- [Exercise details]: Wherever the line that contains "What's the underlying" falls, repeat it and the lines after it exactly until the records end, without any pictures.

===== Entries shown =====

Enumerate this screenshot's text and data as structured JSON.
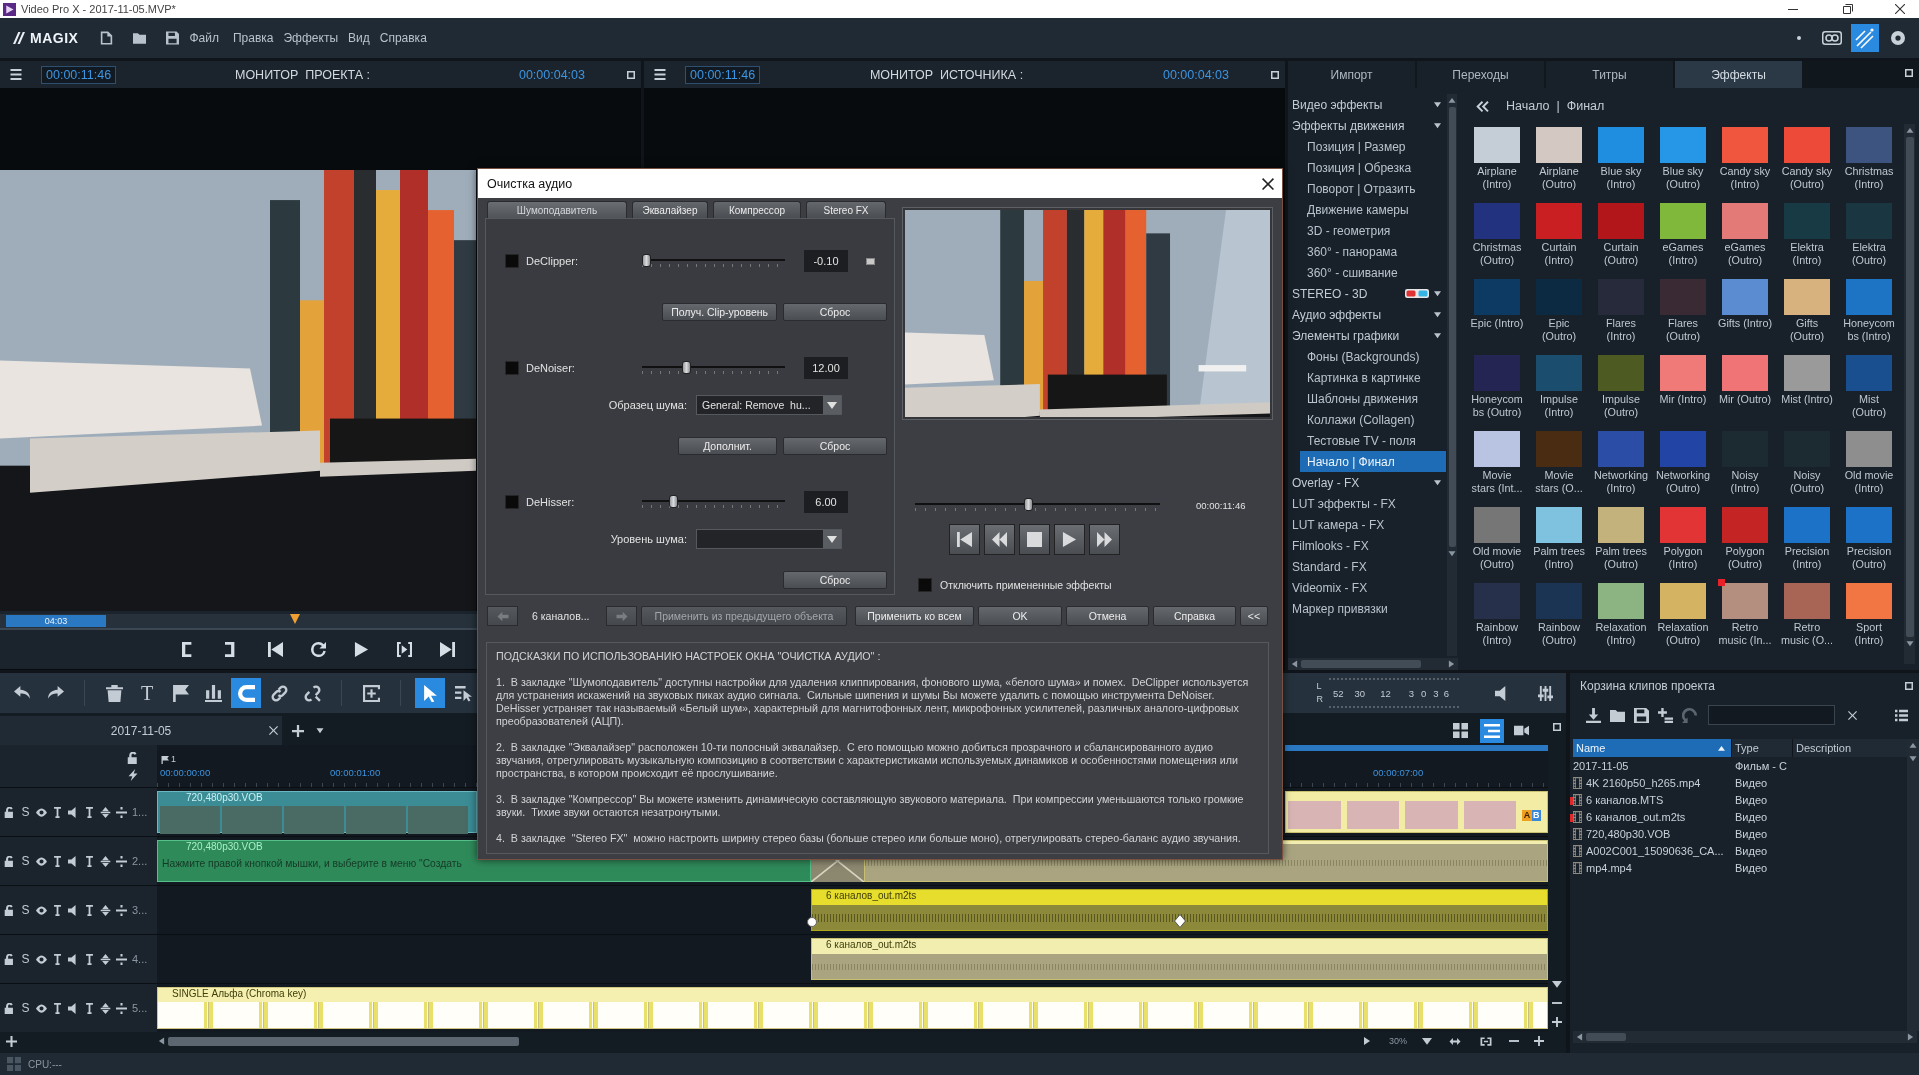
{
  "window": {
    "title": "Video Pro X - 2017-11-05.MVP*"
  },
  "menu_bar": {
    "logo": "MAGIX",
    "items": [
      "Файл",
      "Правка",
      "Эффекты",
      "Вид",
      "Справка"
    ]
  },
  "monitors": [
    {
      "timecode": "00:00:11:46",
      "title": "МОНИТОР  ПРОЕКТА :",
      "duration": "00:00:04:03",
      "range_label": "04:03",
      "level": 0.46
    },
    {
      "timecode": "00:00:11:46",
      "title": "МОНИТОР  ИСТОЧНИКА :",
      "duration": "00:00:04:03"
    }
  ],
  "effects_panel": {
    "tabs": [
      {
        "label": "Импорт",
        "selected": false
      },
      {
        "label": "Переходы",
        "selected": false
      },
      {
        "label": "Титры",
        "selected": false
      },
      {
        "label": "Эффекты",
        "selected": true
      }
    ],
    "categories": [
      {
        "label": "Видео эффекты",
        "kind": "group",
        "selected": false
      },
      {
        "label": "Эффекты движения",
        "kind": "group",
        "selected": false,
        "children": [
          {
            "label": "Позиция | Размер",
            "kind": "item",
            "selected": false
          },
          {
            "label": "Позиция | Обрезка",
            "kind": "item",
            "selected": false
          },
          {
            "label": "Поворот | Отразить",
            "kind": "item",
            "selected": false
          },
          {
            "label": "Движение камеры",
            "kind": "item",
            "selected": false
          },
          {
            "label": "3D - геометрия",
            "kind": "item",
            "selected": false
          },
          {
            "label": "360° - панорама",
            "kind": "item",
            "selected": false
          },
          {
            "label": "360° - сшивание",
            "kind": "item",
            "selected": false
          }
        ]
      },
      {
        "label": "STEREO - 3D",
        "kind": "stereo",
        "selected": false
      },
      {
        "label": "Аудио эффекты",
        "kind": "group",
        "selected": false
      },
      {
        "label": "Элементы графики",
        "kind": "group",
        "selected": false,
        "children": [
          {
            "label": "Фоны (Backgrounds)",
            "kind": "item",
            "selected": false
          },
          {
            "label": "Картинка в картинке",
            "kind": "item",
            "selected": false
          },
          {
            "label": "Шаблоны движения",
            "kind": "item",
            "selected": false
          },
          {
            "label": "Коллажи (Collagen)",
            "kind": "item",
            "selected": false
          },
          {
            "label": "Тестовые TV - поля",
            "kind": "item",
            "selected": false
          },
          {
            "label": "Начало | Финал",
            "kind": "item",
            "selected": true
          }
        ]
      },
      {
        "label": "Overlay - FX",
        "kind": "group",
        "selected": false
      },
      {
        "label": "LUT эффекты - FX",
        "kind": "item",
        "selected": false
      },
      {
        "label": "LUT камера - FX",
        "kind": "item",
        "selected": false
      },
      {
        "label": "Filmlooks - FX",
        "kind": "item",
        "selected": false
      },
      {
        "label": "Standard - FX",
        "kind": "item",
        "selected": false
      },
      {
        "label": "Videomix - FX",
        "kind": "item",
        "selected": false
      },
      {
        "label": "Маркер привязки",
        "kind": "item",
        "selected": false
      }
    ],
    "breadcrumb": "Начало  |  Финал",
    "effects": [
      {
        "name": "Airplane (Intro)",
        "color": "#c5ced6",
        "marked": false
      },
      {
        "name": "Airplane (Outro)",
        "color": "#d4c8c2",
        "marked": false
      },
      {
        "name": "Blue sky (Intro)",
        "color": "#1f8ee0",
        "marked": false
      },
      {
        "name": "Blue sky (Outro)",
        "color": "#2597e6",
        "marked": false
      },
      {
        "name": "Candy sky (Intro)",
        "color": "#f0553e",
        "marked": false
      },
      {
        "name": "Candy sky (Outro)",
        "color": "#ee4a3a",
        "marked": false
      },
      {
        "name": "Christmas (Intro)",
        "color": "#3d5480",
        "marked": false
      },
      {
        "name": "Christmas (Outro)",
        "color": "#23327e",
        "marked": false
      },
      {
        "name": "Curtain (Intro)",
        "color": "#c91f22",
        "marked": false
      },
      {
        "name": "Curtain (Outro)",
        "color": "#b3161a",
        "marked": false
      },
      {
        "name": "eGames (Intro)",
        "color": "#7fb83a",
        "marked": false
      },
      {
        "name": "eGames (Outro)",
        "color": "#e47a78",
        "marked": false
      },
      {
        "name": "Elektra (Intro)",
        "color": "#183a44",
        "marked": false
      },
      {
        "name": "Elektra (Outro)",
        "color": "#1a3640",
        "marked": false
      },
      {
        "name": "Epic (Intro)",
        "color": "#0d3a62",
        "marked": false
      },
      {
        "name": "Epic (Outro)",
        "color": "#0c2a42",
        "marked": false
      },
      {
        "name": "Flares (Intro)",
        "color": "#262a3a",
        "marked": false
      },
      {
        "name": "Flares (Outro)",
        "color": "#3a2a34",
        "marked": false
      },
      {
        "name": "Gifts (Intro)",
        "color": "#5b8cd2",
        "marked": false
      },
      {
        "name": "Gifts (Outro)",
        "color": "#d8b27e",
        "marked": false
      },
      {
        "name": "Honeycombs (Intro)",
        "color": "#1d74c4",
        "marked": false
      },
      {
        "name": "Honeycombs (Outro)",
        "color": "#242552",
        "marked": false
      },
      {
        "name": "Impulse (Intro)",
        "color": "#1b4d6e",
        "marked": false
      },
      {
        "name": "Impulse (Outro)",
        "color": "#4d5a22",
        "marked": false
      },
      {
        "name": "Mir (Intro)",
        "color": "#f07a78",
        "marked": false
      },
      {
        "name": "Mir (Outro)",
        "color": "#f07476",
        "marked": false
      },
      {
        "name": "Mist (Intro)",
        "color": "#9a9a9a",
        "marked": false
      },
      {
        "name": "Mist (Outro)",
        "color": "#1a4f8f",
        "marked": false
      },
      {
        "name": "Movie stars (Int...",
        "color": "#b9c4e2",
        "marked": false
      },
      {
        "name": "Movie stars (O...",
        "color": "#4a2c12",
        "marked": false
      },
      {
        "name": "Networking (Intro)",
        "color": "#2b4da6",
        "marked": false
      },
      {
        "name": "Networking (Outro)",
        "color": "#2244a4",
        "marked": false
      },
      {
        "name": "Noisy (Intro)",
        "color": "#1c2a32",
        "marked": false
      },
      {
        "name": "Noisy (Outro)",
        "color": "#1c2a32",
        "marked": false
      },
      {
        "name": "Old movie (Intro)",
        "color": "#8e8e8e",
        "marked": false
      },
      {
        "name": "Old movie (Outro)",
        "color": "#767676",
        "marked": false
      },
      {
        "name": "Palm trees (Intro)",
        "color": "#7fc2e0",
        "marked": false
      },
      {
        "name": "Palm trees (Outro)",
        "color": "#c4b27c",
        "marked": false
      },
      {
        "name": "Polygon (Intro)",
        "color": "#e23434",
        "marked": false
      },
      {
        "name": "Polygon (Outro)",
        "color": "#c42424",
        "marked": false
      },
      {
        "name": "Precision (Intro)",
        "color": "#1b72c6",
        "marked": false
      },
      {
        "name": "Precision (Outro)",
        "color": "#1b72c6",
        "marked": false
      },
      {
        "name": "Rainbow (Intro)",
        "color": "#27304a",
        "marked": false
      },
      {
        "name": "Rainbow (Outro)",
        "color": "#1c3454",
        "marked": false
      },
      {
        "name": "Relaxation (Intro)",
        "color": "#8cb482",
        "marked": false
      },
      {
        "name": "Relaxation (Outro)",
        "color": "#d4b462",
        "marked": false
      },
      {
        "name": "Retro music (In...",
        "color": "#b48e7e",
        "marked": true
      },
      {
        "name": "Retro music (O...",
        "color": "#a86454",
        "marked": false
      },
      {
        "name": "Sport (Intro)",
        "color": "#f27644",
        "marked": false
      }
    ]
  },
  "dialog": {
    "title": "Очистка аудио",
    "tabs": [
      {
        "label": "Шумоподавитель",
        "selected": true
      },
      {
        "label": "Эквалайзер",
        "selected": false
      },
      {
        "label": "Компрессор",
        "selected": false
      },
      {
        "label": "Stereo FX",
        "selected": false
      }
    ],
    "filters": [
      {
        "name": "DeClipper:",
        "checked": false,
        "level": 0.0,
        "value": "-0.10",
        "led": true,
        "buttons": [
          "Получ. Clip-уровень",
          "Сброс"
        ]
      },
      {
        "name": "DeNoiser:",
        "checked": false,
        "level": 0.3,
        "value": "12.00",
        "led": false,
        "select": {
          "label": "Образец шума:",
          "value": "General: Remove  hu..."
        },
        "buttons": [
          "Дополнит.",
          "Сброс"
        ]
      },
      {
        "name": "DeHisser:",
        "checked": false,
        "level": 0.2,
        "value": "6.00",
        "led": false,
        "select": {
          "label": "Уровень шума:"
        },
        "buttons": [
          "Сброс"
        ]
      }
    ],
    "preview": {
      "level": 0.46,
      "time": "00:00:11:46"
    },
    "bypass": {
      "label": "Отключить примененные эффекты",
      "checked": false
    },
    "footer": {
      "prev": {
        "disabled": true
      },
      "object": "6 каналов...",
      "next": {
        "disabled": true
      },
      "buttons": [
        {
          "label": "Применить из предыдущего объекта",
          "disabled": true
        },
        {
          "label": "Применить ко всем",
          "disabled": false
        },
        {
          "label": "OK",
          "disabled": false
        },
        {
          "label": "Отмена",
          "disabled": false
        },
        {
          "label": "Справка",
          "disabled": false
        },
        {
          "label": "<<",
          "disabled": false
        }
      ]
    },
    "hints": {
      "title": "ПОДСКАЗКИ ПО ИСПОЛЬЗОВАНИЮ НАСТРОЕК ОКНА \"ОЧИСТКА АУДИО\" :",
      "paragraphs": [
        "1.  В закладке \"Шумоподавитель\" доступны настройки для удаления клиппирования, фонового шума, «белого шума» и помех.  DeClipper используется для устранения искажений на звуковых пиках аудио сигнала.  Сильные шипения и шумы Вы можете удалить с помощью инструмента DeNoiser.  DeHisser устраняет так называемый «Белый шум», характерный для магнитофонных лент, микрофонных усилителей, различных аналого-цифровых преобразователей (АЦП).",
        "2.  В закладке \"Эквалайзер\" расположен 10-ти полосный эквалайзер.  С его помощью можно добиться прозрачного и сбалансированного аудио звучания, отрегулировать музыкальную композицию в соответствии с характеристиками используемых динамиков и особенностями помещения или пространства, в котором происходит её прослушивание.",
        "3.  В закладке \"Компрессор\" Вы можете изменить динамическую составляющую звукового материала.  При компрессии уменьшаются только громкие звуки.  Тихие звуки остаются незатронутыми.",
        "4.  В закладке  \"Stereo FX\"  можно настроить ширину стерео базы (больше стерео или больше моно), отрегулировать стерео-баланс аудио звучания."
      ]
    }
  },
  "timeline": {
    "toolbar": [
      [
        {
          "kind": "undo",
          "on": false
        },
        {
          "kind": "redo",
          "on": false
        }
      ],
      [
        {
          "kind": "delete",
          "on": false
        },
        {
          "kind": "text",
          "label": "T",
          "on": false
        },
        {
          "kind": "marker",
          "on": false
        },
        {
          "kind": "split",
          "on": false
        },
        {
          "kind": "snap",
          "on": true
        },
        {
          "kind": "link",
          "on": false
        },
        {
          "kind": "unlink",
          "on": false
        }
      ],
      [
        {
          "kind": "insert",
          "on": false
        }
      ],
      [
        {
          "kind": "pointer",
          "on": true
        },
        {
          "kind": "range",
          "on": false
        }
      ]
    ],
    "meter": {
      "channels": [
        "L",
        "R"
      ],
      "scale": [
        "52",
        "30",
        "12",
        "3",
        "0",
        "3",
        "6"
      ]
    },
    "tab": "2017-11-05",
    "ruler": {
      "marker": "1",
      "timecodes": [
        "00:00:00:00",
        "00:00:01:00",
        "00:00:07:00"
      ]
    },
    "tracks": [
      {
        "solo": "S",
        "number": "1...",
        "clips": [
          {
            "kind": "video",
            "title": "720,480p30.VOB"
          },
          {
            "kind": "slideshow",
            "labels": [
              "A",
              "B"
            ]
          }
        ]
      },
      {
        "solo": "S",
        "number": "2...",
        "clips": [
          {
            "kind": "video-text",
            "title": "720,480p30.VOB",
            "text": "Нажмите правой кнопкой мышки, и выберите в меню \"Создать"
          },
          {
            "kind": "transition"
          },
          {
            "kind": "audio",
            "selected": false,
            "handles": false
          }
        ]
      },
      {
        "solo": "S",
        "number": "3...",
        "clips": [
          {
            "kind": "audio",
            "title": "6 каналов_out.m2ts",
            "selected": true,
            "handles": true
          }
        ]
      },
      {
        "solo": "S",
        "number": "4...",
        "clips": [
          {
            "kind": "audio",
            "title": "6 каналов_out.m2ts",
            "selected": false,
            "handles": false
          }
        ]
      },
      {
        "solo": "S",
        "number": "5...",
        "clips": [
          {
            "kind": "title",
            "title": "SINGLE Альфа (Chroma key)"
          }
        ]
      }
    ],
    "zoom": "30%"
  },
  "clip_bin": {
    "title": "Корзина клипов проекта",
    "columns": [
      {
        "label": "Name",
        "sorted": true
      },
      {
        "label": "Type",
        "sorted": false
      },
      {
        "label": "Description",
        "sorted": false
      }
    ],
    "rows": [
      {
        "kind": "movie",
        "name": "2017-11-05",
        "type": "Фильм - С",
        "flagged": false
      },
      {
        "kind": "file",
        "name": "4K 2160p50_h265.mp4",
        "type": "Видео",
        "flagged": false
      },
      {
        "kind": "file",
        "name": "6 каналов.MTS",
        "type": "Видео",
        "flagged": true
      },
      {
        "kind": "file",
        "name": "6 каналов_out.m2ts",
        "type": "Видео",
        "flagged": true
      },
      {
        "kind": "file",
        "name": "720,480p30.VOB",
        "type": "Видео",
        "flagged": false
      },
      {
        "kind": "file",
        "name": "A002C001_15090636_CA...",
        "type": "Видео",
        "flagged": false
      },
      {
        "kind": "file",
        "name": "mp4.mp4",
        "type": "Видео",
        "flagged": false
      }
    ]
  },
  "status_bar": {
    "cpu": "CPU:---"
  }
}
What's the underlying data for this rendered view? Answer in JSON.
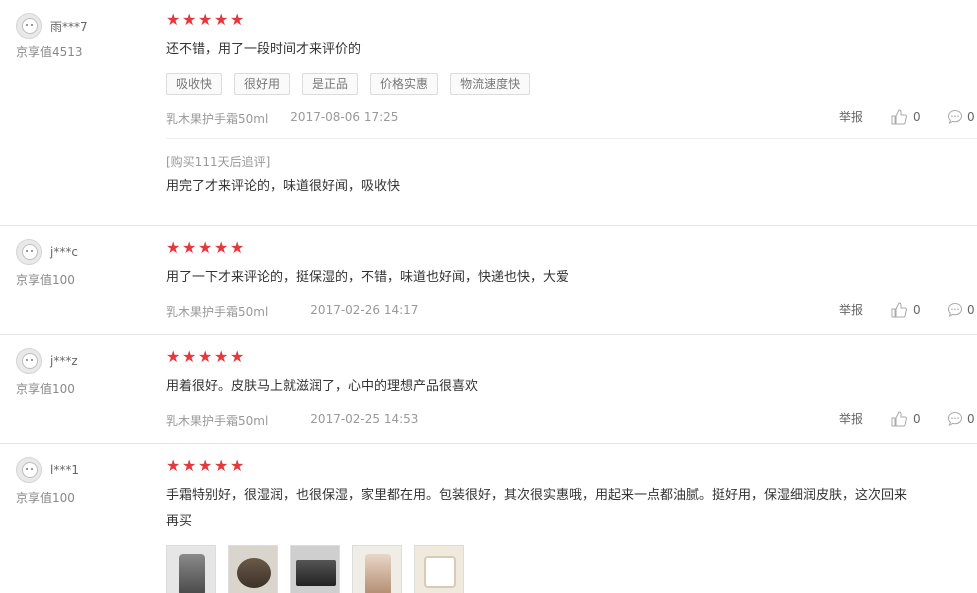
{
  "reviews": [
    {
      "username": "雨***7",
      "level": "京享值4513",
      "stars": 5,
      "content": "还不错，用了一段时间才来评价的",
      "tags": [
        "吸收快",
        "很好用",
        "是正品",
        "价格实惠",
        "物流速度快"
      ],
      "product": "乳木果护手霜50ml",
      "date": "2017-08-06 17:25",
      "report": "举报",
      "likes": "0",
      "replies": "0",
      "append_label": "[购买111天后追评]",
      "append_content": "用完了才来评论的，味道很好闻，吸收快"
    },
    {
      "username": "j***c",
      "level": "京享值100",
      "stars": 5,
      "content": "用了一下才来评论的，挺保湿的，不错，味道也好闻，快递也快，大爱",
      "product": "乳木果护手霜50ml",
      "date": "2017-02-26 14:17",
      "report": "举报",
      "likes": "0",
      "replies": "0"
    },
    {
      "username": "j***z",
      "level": "京享值100",
      "stars": 5,
      "content": "用着很好。皮肤马上就滋润了，心中的理想产品很喜欢",
      "product": "乳木果护手霜50ml",
      "date": "2017-02-25 14:53",
      "report": "举报",
      "likes": "0",
      "replies": "0"
    },
    {
      "username": "l***1",
      "level": "京享值100",
      "stars": 5,
      "content_line1": "手霜特别好，很湿润，也很保湿，家里都在用。包装很好，其次很实惠哦，用起来一点都油腻。挺好用，保湿细润皮肤，这次回来",
      "content_line2": "再买",
      "photos": 5
    }
  ],
  "colors": {
    "star": "#e4393c",
    "border": "#e4e4e4"
  },
  "icons": {
    "like": "thumb-up-icon",
    "reply": "comment-icon"
  }
}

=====

- [Your response]:
What's the underlying data for this rendered view? Answer in JSON.
{
  "reviews": [
    {
      "username": "雨***7",
      "level": "京享值4513",
      "stars": 5,
      "content": "还不错，用了一段时间才来评价的",
      "tags": [
        "吸收快",
        "很好用",
        "是正品",
        "价格实惠",
        "物流速度快"
      ],
      "product": "乳木果护手霜50ml",
      "date": "2017-08-06 17:25",
      "report": "举报",
      "likes": "0",
      "replies": "0",
      "append_label": "[购买111天后追评]",
      "append_content": "用完了才来评论的，味道很好闻，吸收快"
    },
    {
      "username": "j***c",
      "level": "京享值100",
      "stars": 5,
      "content": "用了一下才来评论的，挺保湿的，不错，味道也好闻，快递也快，大爱",
      "product": "乳木果护手霜50ml",
      "date": "2017-02-26 14:17",
      "report": "举报",
      "likes": "0",
      "replies": "0"
    },
    {
      "username": "j***z",
      "level": "京享值100",
      "stars": 5,
      "content": "用着很好。皮肤马上就滋润了，心中的理想产品很喜欢",
      "product": "乳木果护手霜50ml",
      "date": "2017-02-25 14:53",
      "report": "举报",
      "likes": "0",
      "replies": "0"
    },
    {
      "username": "l***1",
      "level": "京享值100",
      "stars": 5,
      "content_line1": "手霜特别好，很湿润，也很保湿，家里都在用。包装很好，其次很实惠哦，用起来一点都油腻。挺好用，保湿细润皮肤，这次回来",
      "content_line2": "再买",
      "photos": 5
    }
  ],
  "colors": {
    "star": "#e4393c",
    "border": "#e4e4e4"
  },
  "icons": {
    "like": "thumb-up-icon",
    "reply": "comment-icon"
  }
}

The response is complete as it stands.